I used to be heavily reliant on using CtrlR to recall previously entered commands – both commonly used commands and long complicated ones. I encountered very similar issues to those you describe.
To overcome these problems, I modified my Bash configuration so that when the shell exits it appends to the history file rather than over-write it:
shopt -s histappend
However, if the shell didn’t exit cleanly (as in a hard reset), I’d still lose the history for that session so I added the following to save the history after each command is entered.
In the end, I came to embrace shell aliases as the best way to save the commonly used commands and those long complicated ones that take time to get right. As long as they’re saved to my aliases file, they’ll always be available to me – even years later.
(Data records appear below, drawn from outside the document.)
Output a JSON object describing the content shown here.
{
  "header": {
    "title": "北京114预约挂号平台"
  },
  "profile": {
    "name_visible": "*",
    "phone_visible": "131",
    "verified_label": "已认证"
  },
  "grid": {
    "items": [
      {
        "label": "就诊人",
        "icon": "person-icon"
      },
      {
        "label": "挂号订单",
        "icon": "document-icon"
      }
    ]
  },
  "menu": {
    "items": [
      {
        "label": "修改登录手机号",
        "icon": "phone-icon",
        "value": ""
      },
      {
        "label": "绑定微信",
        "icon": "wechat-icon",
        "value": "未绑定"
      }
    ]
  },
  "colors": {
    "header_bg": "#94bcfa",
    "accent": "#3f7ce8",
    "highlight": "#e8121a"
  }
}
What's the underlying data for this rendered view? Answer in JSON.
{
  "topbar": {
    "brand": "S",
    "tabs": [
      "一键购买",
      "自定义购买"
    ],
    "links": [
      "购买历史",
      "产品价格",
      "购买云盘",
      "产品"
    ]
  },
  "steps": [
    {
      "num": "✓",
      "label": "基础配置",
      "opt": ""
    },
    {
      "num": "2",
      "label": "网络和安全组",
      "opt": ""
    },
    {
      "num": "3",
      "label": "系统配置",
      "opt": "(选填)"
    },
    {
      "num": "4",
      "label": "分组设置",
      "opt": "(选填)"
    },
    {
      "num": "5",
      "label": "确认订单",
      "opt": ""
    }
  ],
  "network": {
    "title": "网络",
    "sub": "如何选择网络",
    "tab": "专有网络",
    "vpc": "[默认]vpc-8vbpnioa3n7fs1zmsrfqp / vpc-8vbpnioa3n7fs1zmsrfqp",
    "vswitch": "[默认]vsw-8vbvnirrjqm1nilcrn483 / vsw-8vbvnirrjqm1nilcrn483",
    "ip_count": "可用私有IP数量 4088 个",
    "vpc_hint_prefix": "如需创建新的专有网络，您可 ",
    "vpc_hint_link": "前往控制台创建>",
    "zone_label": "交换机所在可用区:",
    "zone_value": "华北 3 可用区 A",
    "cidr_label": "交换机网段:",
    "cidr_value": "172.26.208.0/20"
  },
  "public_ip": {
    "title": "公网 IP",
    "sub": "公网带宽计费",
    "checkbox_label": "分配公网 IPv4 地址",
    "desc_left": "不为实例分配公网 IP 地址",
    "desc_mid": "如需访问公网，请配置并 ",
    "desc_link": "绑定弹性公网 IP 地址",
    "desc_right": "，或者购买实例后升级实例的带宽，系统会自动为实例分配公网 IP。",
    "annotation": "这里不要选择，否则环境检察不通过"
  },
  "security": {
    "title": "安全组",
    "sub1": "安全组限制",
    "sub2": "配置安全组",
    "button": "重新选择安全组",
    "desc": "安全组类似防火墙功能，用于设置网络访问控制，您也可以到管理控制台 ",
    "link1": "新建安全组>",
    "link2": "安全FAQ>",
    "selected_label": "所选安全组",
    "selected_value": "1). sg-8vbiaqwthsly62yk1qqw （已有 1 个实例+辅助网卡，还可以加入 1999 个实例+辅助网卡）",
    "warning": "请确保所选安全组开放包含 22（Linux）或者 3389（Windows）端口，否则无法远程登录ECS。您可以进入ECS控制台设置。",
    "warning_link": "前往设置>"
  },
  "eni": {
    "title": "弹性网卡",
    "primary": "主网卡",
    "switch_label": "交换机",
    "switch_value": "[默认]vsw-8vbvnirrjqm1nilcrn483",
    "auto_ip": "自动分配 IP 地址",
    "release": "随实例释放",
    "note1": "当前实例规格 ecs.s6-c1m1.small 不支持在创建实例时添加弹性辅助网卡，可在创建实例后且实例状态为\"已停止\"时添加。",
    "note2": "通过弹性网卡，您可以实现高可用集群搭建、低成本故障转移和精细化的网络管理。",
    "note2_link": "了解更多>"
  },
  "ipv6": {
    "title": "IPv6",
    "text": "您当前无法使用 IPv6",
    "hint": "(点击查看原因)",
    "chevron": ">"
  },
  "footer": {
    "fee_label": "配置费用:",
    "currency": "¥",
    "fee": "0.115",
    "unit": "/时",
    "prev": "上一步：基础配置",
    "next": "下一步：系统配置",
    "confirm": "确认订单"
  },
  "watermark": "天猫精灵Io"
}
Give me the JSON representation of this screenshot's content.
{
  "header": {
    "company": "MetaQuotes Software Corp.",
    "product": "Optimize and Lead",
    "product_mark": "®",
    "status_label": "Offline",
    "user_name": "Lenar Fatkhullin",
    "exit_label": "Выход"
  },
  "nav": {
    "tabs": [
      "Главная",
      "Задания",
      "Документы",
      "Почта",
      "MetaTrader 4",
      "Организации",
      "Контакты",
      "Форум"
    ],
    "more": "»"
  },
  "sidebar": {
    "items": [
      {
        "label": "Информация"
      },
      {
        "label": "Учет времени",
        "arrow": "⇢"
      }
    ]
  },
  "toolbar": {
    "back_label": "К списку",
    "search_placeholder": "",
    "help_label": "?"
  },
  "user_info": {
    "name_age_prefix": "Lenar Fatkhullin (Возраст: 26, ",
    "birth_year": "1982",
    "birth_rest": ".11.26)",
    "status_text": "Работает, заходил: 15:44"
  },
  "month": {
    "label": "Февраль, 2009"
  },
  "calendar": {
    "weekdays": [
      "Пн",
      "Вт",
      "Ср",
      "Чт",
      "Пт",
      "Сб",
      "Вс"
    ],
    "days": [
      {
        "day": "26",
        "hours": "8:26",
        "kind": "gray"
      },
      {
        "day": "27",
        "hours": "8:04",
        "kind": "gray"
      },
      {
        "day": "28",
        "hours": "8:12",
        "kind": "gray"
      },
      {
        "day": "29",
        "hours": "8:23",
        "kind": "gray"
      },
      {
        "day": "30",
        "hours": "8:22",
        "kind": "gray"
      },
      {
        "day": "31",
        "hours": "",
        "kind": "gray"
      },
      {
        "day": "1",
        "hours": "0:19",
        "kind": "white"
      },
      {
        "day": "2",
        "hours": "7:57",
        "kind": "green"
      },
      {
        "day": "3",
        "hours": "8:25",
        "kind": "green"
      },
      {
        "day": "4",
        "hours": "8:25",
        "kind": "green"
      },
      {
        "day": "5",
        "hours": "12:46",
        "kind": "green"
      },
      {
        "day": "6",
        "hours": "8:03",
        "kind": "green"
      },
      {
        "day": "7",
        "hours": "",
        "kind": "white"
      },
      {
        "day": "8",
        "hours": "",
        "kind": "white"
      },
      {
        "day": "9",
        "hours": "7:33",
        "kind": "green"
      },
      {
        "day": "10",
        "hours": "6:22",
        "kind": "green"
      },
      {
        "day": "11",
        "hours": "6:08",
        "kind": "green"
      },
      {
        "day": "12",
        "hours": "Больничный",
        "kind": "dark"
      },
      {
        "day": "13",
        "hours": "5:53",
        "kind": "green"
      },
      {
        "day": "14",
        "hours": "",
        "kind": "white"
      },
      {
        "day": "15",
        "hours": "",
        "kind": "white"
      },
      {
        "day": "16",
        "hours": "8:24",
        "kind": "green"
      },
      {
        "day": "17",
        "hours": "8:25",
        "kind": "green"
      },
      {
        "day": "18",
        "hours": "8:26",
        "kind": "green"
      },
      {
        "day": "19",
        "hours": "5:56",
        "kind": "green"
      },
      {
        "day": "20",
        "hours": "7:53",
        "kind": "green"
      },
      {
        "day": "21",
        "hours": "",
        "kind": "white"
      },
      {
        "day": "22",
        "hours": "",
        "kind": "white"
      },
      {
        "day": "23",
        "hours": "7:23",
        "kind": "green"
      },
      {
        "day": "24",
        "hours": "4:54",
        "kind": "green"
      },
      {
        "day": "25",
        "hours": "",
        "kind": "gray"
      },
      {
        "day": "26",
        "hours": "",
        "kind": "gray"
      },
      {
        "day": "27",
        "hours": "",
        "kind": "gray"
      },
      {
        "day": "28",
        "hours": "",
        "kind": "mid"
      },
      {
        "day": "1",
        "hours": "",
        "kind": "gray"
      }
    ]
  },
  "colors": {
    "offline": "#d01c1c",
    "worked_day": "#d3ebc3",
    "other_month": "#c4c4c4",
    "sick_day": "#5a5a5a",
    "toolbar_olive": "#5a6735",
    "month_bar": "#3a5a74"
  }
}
I store all my aliases in
~/.bash_aliases and then source that file from my
.bashrc as suggested by the default
.bashrc provided by Ubuntu:
# Alias definitions.
# You may want to put all your additions into a separate file like
# ~/.bash_aliases, instead of adding them here directly.
# See /usr/share/doc/bash-doc/examples in the bash-doc package.
if [ -f ~/.bash_aliases ]; then